Chateau Mouton is located in the village of Pauillac, about thirty miles northwest of the city of Bordeaux.  There are 203 acres of vines.  The red varieties include 77% Cabernet Sauvignon, 11% Merlot, 10% Cabernet Franc and 2% Petit Verdot.  The average age of the vines is about fifty years.  The soil is mostly gravel on a subsoil of marl and clay.  The Grand Vin is known as Chateau Mouton and approximately 20,000 to 25,000 cases are produced each year.  The wines are fermented in oak vats and matured in new oak barrels.  A second wine called Le Petit Mouton has also been produced since 1993 using grapes and barrels that did not meet the strict selection requirements for the Grand Vin.  The label of Le Petit Mouton is also a design of Jean Carlu who you will remember designed the first Mouton label back in 1924.  Chateau Mouton also makes a white wine called Aile d’Argent.  This is a blend of Sauvignon Blanc with Semillon and Muscadelle grapes as well.  They make approximately 1200 cases each year. 

Mouton has taken a place in popular culture over the years.  In the 1976 Judgment of Paris competition, the 1970 Mouton was the highest rated French wine finishing as the second highest rated red wine.  In the novel Goldfinger, James Bond is served a 1947 Mouton Rothschild.  In the movie Diamonds are Forever, James Bond sees thru a villain’s disguise when he did not know that Mouton Rothschild was a Claret, the British word describing Bordeaux reds.  Also, in the movie Weekend at Bernies, the 1982 Mouton is consumed during a restaurant scene. 

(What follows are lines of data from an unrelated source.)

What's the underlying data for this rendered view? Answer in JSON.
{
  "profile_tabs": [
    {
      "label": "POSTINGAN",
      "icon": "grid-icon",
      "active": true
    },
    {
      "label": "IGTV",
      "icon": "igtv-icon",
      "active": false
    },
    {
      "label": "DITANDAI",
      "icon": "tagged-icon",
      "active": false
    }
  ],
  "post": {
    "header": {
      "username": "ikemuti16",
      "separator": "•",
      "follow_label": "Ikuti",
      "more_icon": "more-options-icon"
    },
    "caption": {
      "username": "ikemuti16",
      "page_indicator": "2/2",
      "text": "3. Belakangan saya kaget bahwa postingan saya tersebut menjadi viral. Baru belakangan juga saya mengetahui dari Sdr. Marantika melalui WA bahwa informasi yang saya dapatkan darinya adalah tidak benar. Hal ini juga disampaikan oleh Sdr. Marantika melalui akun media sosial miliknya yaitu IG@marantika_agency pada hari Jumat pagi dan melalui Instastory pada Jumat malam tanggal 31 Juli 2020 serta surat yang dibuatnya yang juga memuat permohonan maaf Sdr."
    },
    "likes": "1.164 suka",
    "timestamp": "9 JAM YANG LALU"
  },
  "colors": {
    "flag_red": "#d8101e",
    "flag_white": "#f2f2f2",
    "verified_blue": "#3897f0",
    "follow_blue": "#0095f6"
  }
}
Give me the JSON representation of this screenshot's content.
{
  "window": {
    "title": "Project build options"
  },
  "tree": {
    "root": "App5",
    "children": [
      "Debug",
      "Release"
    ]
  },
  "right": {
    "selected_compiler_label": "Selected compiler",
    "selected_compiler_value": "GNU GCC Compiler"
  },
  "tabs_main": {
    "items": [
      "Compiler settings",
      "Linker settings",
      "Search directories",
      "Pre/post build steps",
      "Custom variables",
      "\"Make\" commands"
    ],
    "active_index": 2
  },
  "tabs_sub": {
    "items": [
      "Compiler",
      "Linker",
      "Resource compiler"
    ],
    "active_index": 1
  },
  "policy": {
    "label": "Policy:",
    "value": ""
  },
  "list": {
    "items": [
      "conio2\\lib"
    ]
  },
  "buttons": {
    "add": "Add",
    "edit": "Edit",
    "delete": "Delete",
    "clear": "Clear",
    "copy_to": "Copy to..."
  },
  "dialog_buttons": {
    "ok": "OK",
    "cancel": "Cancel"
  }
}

As with other First Growths, pricing put it out of reach for most wine drinkers.  A great vintage will now cost over $500 on release and the lesser vintages are still $300+.  The most recent vintage, the 2009, which is being sold on futures as it has not yet been released, is selling for $750+.  The famed 1982 vintage, highly rated by the critics, now sells for over $1,000 a bottle.  Personally, I doubt I will be buying any more for personal consumption.  Yet, any wine enthusiast should really try a bottle at some point.  Perhaps it means getting seven friends together and splitting the cost so that everyone can get a taste.  If you are lucky enough to try a glass; savor it.  You are drinking more than wine, you are drinking history and determination.